Things got better the next few years after I made a few changes. I moved out of my parents’ house, got married, had a decent stable job, and started developing my own identity independent of the influence of my parents and former friends. Things finally seemed to be better, or so I thought. I still didn’t really feel like I fit in well and felt as if something was still missing, but I couldn’t put my finger on what that was.
By this point, Charlotte was starting to get stronger and Chet was afraid he might lose control of her. The only way Charlotte could die was if the rest of the mind died with her, so the best thing Chet could do was imprison her. He was also aware that though the mind could not live without Charlotte, it could live without him. He could die, and the mind would be just fine without him.
One day, I just happened to see a video explaining the concept of gender and how trans people fit into that concept. “Is this what I have been missing?”, I wondered. “YES! Yes it is!”, Screamed Charlotte. “Let me out! Let me out! Let me out!” Charlotte began to struggle with a vigor that she never had before. She was able to eventually break out of her bonds, but she was still trapped in her cage. “Let me out!”, she screamed as she shook the bars of her cage.
“Shut up!” Chet answered. “You’ll never get out of there! You know why? Because we will never accept you. The world will never accept you. ‘He’ might already know about you, but you still won’t get out of there because there is no way in hell ‘he’ could ever be you!”
Chet was able to maintain control, but it was much more difficult for him now. Other parts of my mind started to remember Charlotte and were now starting to free her. Chet was able to fend them off, but he realized that he couldn’t fight them off forever. He was starting to become desperate. Then suddenly she was free.

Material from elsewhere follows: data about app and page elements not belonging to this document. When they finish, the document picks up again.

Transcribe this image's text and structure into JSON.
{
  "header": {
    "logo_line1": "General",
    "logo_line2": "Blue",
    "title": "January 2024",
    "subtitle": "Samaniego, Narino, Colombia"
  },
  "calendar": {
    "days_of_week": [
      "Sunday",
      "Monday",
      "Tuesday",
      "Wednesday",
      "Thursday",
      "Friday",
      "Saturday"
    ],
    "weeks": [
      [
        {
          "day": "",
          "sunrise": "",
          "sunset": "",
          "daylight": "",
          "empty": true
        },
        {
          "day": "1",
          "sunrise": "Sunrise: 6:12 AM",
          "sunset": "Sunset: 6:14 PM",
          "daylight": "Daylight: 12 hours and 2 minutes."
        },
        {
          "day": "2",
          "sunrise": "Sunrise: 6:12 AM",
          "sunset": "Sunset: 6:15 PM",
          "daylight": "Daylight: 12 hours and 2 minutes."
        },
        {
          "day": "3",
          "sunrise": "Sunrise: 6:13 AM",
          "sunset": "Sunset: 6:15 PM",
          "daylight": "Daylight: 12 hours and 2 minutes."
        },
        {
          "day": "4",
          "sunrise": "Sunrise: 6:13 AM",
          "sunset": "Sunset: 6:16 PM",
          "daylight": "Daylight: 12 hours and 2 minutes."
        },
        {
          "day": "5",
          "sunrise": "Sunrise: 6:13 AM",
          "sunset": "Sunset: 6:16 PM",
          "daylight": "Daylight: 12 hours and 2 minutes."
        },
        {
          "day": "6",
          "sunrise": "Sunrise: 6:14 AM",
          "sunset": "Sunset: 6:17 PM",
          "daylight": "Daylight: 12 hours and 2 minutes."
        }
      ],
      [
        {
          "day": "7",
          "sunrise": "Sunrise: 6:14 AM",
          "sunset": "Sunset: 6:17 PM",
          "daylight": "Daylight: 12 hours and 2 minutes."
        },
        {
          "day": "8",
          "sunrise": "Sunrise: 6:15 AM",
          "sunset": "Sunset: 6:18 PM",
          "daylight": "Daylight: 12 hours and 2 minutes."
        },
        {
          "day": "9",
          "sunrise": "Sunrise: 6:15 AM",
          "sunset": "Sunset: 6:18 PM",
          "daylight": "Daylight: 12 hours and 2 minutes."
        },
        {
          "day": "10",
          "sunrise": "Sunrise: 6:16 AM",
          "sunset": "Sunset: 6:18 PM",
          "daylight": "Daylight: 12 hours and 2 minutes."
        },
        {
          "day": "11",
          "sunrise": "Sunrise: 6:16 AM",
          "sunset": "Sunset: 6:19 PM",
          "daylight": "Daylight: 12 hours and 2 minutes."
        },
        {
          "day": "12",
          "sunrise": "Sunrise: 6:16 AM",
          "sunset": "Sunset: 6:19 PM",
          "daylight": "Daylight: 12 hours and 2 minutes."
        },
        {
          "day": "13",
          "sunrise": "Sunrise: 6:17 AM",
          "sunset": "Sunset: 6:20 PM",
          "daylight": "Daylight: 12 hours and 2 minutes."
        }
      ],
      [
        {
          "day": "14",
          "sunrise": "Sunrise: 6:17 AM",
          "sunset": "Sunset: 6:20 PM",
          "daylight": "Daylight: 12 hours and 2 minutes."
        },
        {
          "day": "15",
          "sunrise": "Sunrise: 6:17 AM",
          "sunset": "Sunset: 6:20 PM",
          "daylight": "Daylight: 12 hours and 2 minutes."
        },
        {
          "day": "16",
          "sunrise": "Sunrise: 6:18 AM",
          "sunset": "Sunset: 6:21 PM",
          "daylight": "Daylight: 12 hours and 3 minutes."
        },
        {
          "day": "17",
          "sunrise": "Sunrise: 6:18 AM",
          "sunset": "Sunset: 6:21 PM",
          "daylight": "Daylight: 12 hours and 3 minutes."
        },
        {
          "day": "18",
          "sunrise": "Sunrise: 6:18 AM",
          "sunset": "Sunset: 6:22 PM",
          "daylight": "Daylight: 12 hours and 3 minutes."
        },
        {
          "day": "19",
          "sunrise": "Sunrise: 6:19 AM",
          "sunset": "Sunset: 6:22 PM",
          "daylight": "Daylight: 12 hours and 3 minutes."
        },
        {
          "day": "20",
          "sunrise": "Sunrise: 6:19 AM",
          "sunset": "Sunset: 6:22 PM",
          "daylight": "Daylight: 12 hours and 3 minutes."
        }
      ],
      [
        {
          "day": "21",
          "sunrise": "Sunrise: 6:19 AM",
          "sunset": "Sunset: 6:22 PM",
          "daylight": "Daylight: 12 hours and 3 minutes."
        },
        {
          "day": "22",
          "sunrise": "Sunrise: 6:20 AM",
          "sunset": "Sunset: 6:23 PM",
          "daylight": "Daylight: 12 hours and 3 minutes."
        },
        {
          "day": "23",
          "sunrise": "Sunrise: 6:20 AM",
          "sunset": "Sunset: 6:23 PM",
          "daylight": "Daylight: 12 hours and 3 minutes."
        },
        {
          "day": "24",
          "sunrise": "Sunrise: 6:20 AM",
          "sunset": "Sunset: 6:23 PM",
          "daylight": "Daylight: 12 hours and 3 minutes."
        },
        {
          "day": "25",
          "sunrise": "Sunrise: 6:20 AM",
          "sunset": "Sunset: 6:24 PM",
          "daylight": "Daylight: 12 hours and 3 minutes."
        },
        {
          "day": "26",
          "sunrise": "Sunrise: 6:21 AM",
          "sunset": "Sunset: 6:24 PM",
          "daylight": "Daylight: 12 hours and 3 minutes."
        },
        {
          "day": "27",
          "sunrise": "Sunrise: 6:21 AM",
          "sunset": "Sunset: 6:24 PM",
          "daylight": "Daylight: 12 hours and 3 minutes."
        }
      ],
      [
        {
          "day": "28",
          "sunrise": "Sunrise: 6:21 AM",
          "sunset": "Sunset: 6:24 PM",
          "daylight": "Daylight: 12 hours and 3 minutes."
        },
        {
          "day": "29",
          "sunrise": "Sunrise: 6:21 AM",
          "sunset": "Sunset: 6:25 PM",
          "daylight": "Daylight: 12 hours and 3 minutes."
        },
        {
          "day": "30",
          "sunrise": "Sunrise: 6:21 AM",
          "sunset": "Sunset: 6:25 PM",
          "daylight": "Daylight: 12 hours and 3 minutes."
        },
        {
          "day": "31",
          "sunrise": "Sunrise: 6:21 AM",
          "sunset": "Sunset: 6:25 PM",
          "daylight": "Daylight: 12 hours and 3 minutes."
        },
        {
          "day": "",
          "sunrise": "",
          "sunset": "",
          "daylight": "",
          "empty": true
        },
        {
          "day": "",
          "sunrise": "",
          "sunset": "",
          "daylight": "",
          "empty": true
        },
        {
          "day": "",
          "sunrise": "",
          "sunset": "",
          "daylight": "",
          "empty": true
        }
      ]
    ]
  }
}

I then started to spiral into another cycle of extreme anxiety and depression. It was happening again and this time I knew where it would end if I didn’t do something about it.
Charlotte had been let loose and she knew if she wanted to remain free and if I were to live, Chet had to die. She quickly found him and they fought. It was a long and grueling struggle that practically destroyed the both of them. Charlotte eventually killed Chet and I finally acknowledged that I was a she. I was Charlotte.
I hope that story was both entertaining and enlightening. Since coming to terms with being trans and embracing Charlotte, I have become much happier and at peace with myself. I now feel that I finally know and love myself for the first time.
Realizing and accepting my identity didn’t erase my dysphoria. It only changed how I experience it. I no longer have extreme experiences of anxiety and depression, but I do still suffer from occasional bouts of insecurity and low self-esteem about my appearance and other aspects of myself. Transitioning, especially starting hormone replacement therapy, has gone a very long way to help me cope with that and I look forward to the other wonderful benefits that transition will bring me.
Note: if you are interested in reading more about trans experiences of gender dysphoria, I relate a lot to this one, so I highly recommend it for greater insight into my experience and experiences like mine.